** DATA follows **
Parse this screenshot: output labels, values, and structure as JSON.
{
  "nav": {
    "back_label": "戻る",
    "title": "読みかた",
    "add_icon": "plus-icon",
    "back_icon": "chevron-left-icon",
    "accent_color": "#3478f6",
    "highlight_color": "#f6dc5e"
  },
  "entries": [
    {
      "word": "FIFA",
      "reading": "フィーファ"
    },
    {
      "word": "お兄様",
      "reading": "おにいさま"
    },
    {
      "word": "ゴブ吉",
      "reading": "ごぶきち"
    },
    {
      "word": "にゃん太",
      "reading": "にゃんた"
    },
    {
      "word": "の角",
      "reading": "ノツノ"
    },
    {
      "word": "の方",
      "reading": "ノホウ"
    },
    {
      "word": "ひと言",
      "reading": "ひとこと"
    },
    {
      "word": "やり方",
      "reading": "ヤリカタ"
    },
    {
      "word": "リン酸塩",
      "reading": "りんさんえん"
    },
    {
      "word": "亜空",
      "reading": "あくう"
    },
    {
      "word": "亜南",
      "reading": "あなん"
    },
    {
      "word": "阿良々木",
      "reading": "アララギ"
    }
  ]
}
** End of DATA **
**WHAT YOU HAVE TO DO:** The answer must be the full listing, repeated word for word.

**YOUR RESPONSE:**
Parse this screenshot: output labels, values, and structure as JSON.
{
  "nav": {
    "back_label": "戻る",
    "title": "読みかた",
    "add_icon": "plus-icon",
    "back_icon": "chevron-left-icon",
    "accent_color": "#3478f6",
    "highlight_color": "#f6dc5e"
  },
  "entries": [
    {
      "word": "FIFA",
      "reading": "フィーファ"
    },
    {
      "word": "お兄様",
      "reading": "おにいさま"
    },
    {
      "word": "ゴブ吉",
      "reading": "ごぶきち"
    },
    {
      "word": "にゃん太",
      "reading": "にゃんた"
    },
    {
      "word": "の角",
      "reading": "ノツノ"
    },
    {
      "word": "の方",
      "reading": "ノホウ"
    },
    {
      "word": "ひと言",
      "reading": "ひとこと"
    },
    {
      "word": "やり方",
      "reading": "ヤリカタ"
    },
    {
      "word": "リン酸塩",
      "reading": "りんさんえん"
    },
    {
      "word": "亜空",
      "reading": "あくう"
    },
    {
      "word": "亜南",
      "reading": "あなん"
    },
    {
      "word": "阿良々木",
      "reading": "アララギ"
    }
  ]
}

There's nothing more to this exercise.